Work order = An exact, complete copy of the data that follows is needed.
⟨
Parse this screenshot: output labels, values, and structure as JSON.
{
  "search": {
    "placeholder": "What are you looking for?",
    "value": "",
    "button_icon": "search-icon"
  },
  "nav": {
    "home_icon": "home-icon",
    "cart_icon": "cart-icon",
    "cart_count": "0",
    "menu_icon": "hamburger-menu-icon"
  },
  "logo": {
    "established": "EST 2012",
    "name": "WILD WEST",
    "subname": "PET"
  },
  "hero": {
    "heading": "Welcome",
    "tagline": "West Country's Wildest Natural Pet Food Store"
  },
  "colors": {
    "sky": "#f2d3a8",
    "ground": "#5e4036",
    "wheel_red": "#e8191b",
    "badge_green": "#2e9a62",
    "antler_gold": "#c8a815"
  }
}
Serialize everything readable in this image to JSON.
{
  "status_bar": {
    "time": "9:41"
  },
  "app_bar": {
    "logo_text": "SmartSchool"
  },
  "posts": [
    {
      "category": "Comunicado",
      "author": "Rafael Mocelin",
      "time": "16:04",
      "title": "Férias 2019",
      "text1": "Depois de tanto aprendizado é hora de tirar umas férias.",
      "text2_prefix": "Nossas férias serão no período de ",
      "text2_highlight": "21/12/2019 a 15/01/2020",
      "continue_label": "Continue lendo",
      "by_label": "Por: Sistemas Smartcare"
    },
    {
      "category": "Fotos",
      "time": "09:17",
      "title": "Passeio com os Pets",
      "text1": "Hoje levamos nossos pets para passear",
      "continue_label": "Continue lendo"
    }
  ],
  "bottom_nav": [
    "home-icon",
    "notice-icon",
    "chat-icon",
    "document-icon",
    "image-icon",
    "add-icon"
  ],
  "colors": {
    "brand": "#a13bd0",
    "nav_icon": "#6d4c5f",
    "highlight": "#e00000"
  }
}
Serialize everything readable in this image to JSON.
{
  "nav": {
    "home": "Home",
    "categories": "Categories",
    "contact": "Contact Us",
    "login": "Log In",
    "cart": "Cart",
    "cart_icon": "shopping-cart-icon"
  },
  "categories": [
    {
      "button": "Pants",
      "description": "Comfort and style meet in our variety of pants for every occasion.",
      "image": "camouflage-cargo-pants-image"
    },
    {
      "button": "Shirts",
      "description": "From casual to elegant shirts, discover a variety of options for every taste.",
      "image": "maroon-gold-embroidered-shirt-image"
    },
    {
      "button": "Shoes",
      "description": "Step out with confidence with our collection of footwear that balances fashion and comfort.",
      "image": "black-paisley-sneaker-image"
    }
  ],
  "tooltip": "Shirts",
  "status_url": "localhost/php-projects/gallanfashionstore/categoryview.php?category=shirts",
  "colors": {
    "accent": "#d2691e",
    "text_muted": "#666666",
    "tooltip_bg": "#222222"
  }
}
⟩
Answer =
Parse this screenshot: output labels, values, and structure as JSON.
{
  "search": {
    "placeholder": "What are you looking for?",
    "value": "",
    "button_icon": "search-icon"
  },
  "nav": {
    "home_icon": "home-icon",
    "cart_icon": "cart-icon",
    "cart_count": "0",
    "menu_icon": "hamburger-menu-icon"
  },
  "logo": {
    "established": "EST 2012",
    "name": "WILD WEST",
    "subname": "PET"
  },
  "hero": {
    "heading": "Welcome",
    "tagline": "West Country's Wildest Natural Pet Food Store"
  },
  "colors": {
    "sky": "#f2d3a8",
    "ground": "#5e4036",
    "wheel_red": "#e8191b",
    "badge_green": "#2e9a62",
    "antler_gold": "#c8a815"
  }
}
Serialize everything readable in this image to JSON.
{
  "status_bar": {
    "time": "9:41"
  },
  "app_bar": {
    "logo_text": "SmartSchool"
  },
  "posts": [
    {
      "category": "Comunicado",
      "author": "Rafael Mocelin",
      "time": "16:04",
      "title": "Férias 2019",
      "text1": "Depois de tanto aprendizado é hora de tirar umas férias.",
      "text2_prefix": "Nossas férias serão no período de ",
      "text2_highlight": "21/12/2019 a 15/01/2020",
      "continue_label": "Continue lendo",
      "by_label": "Por: Sistemas Smartcare"
    },
    {
      "category": "Fotos",
      "time": "09:17",
      "title": "Passeio com os Pets",
      "text1": "Hoje levamos nossos pets para passear",
      "continue_label": "Continue lendo"
    }
  ],
  "bottom_nav": [
    "home-icon",
    "notice-icon",
    "chat-icon",
    "document-icon",
    "image-icon",
    "add-icon"
  ],
  "colors": {
    "brand": "#a13bd0",
    "nav_icon": "#6d4c5f",
    "highlight": "#e00000"
  }
}
Serialize everything readable in this image to JSON.
{
  "nav": {
    "home": "Home",
    "categories": "Categories",
    "contact": "Contact Us",
    "login": "Log In",
    "cart": "Cart",
    "cart_icon": "shopping-cart-icon"
  },
  "categories": [
    {
      "button": "Pants",
      "description": "Comfort and style meet in our variety of pants for every occasion.",
      "image": "camouflage-cargo-pants-image"
    },
    {
      "button": "Shirts",
      "description": "From casual to elegant shirts, discover a variety of options for every taste.",
      "image": "maroon-gold-embroidered-shirt-image"
    },
    {
      "button": "Shoes",
      "description": "Step out with confidence with our collection of footwear that balances fashion and comfort.",
      "image": "black-paisley-sneaker-image"
    }
  ],
  "tooltip": "Shirts",
  "status_url": "localhost/php-projects/gallanfashionstore/categoryview.php?category=shirts",
  "colors": {
    "accent": "#d2691e",
    "text_muted": "#666666",
    "tooltip_bg": "#222222"
  }
}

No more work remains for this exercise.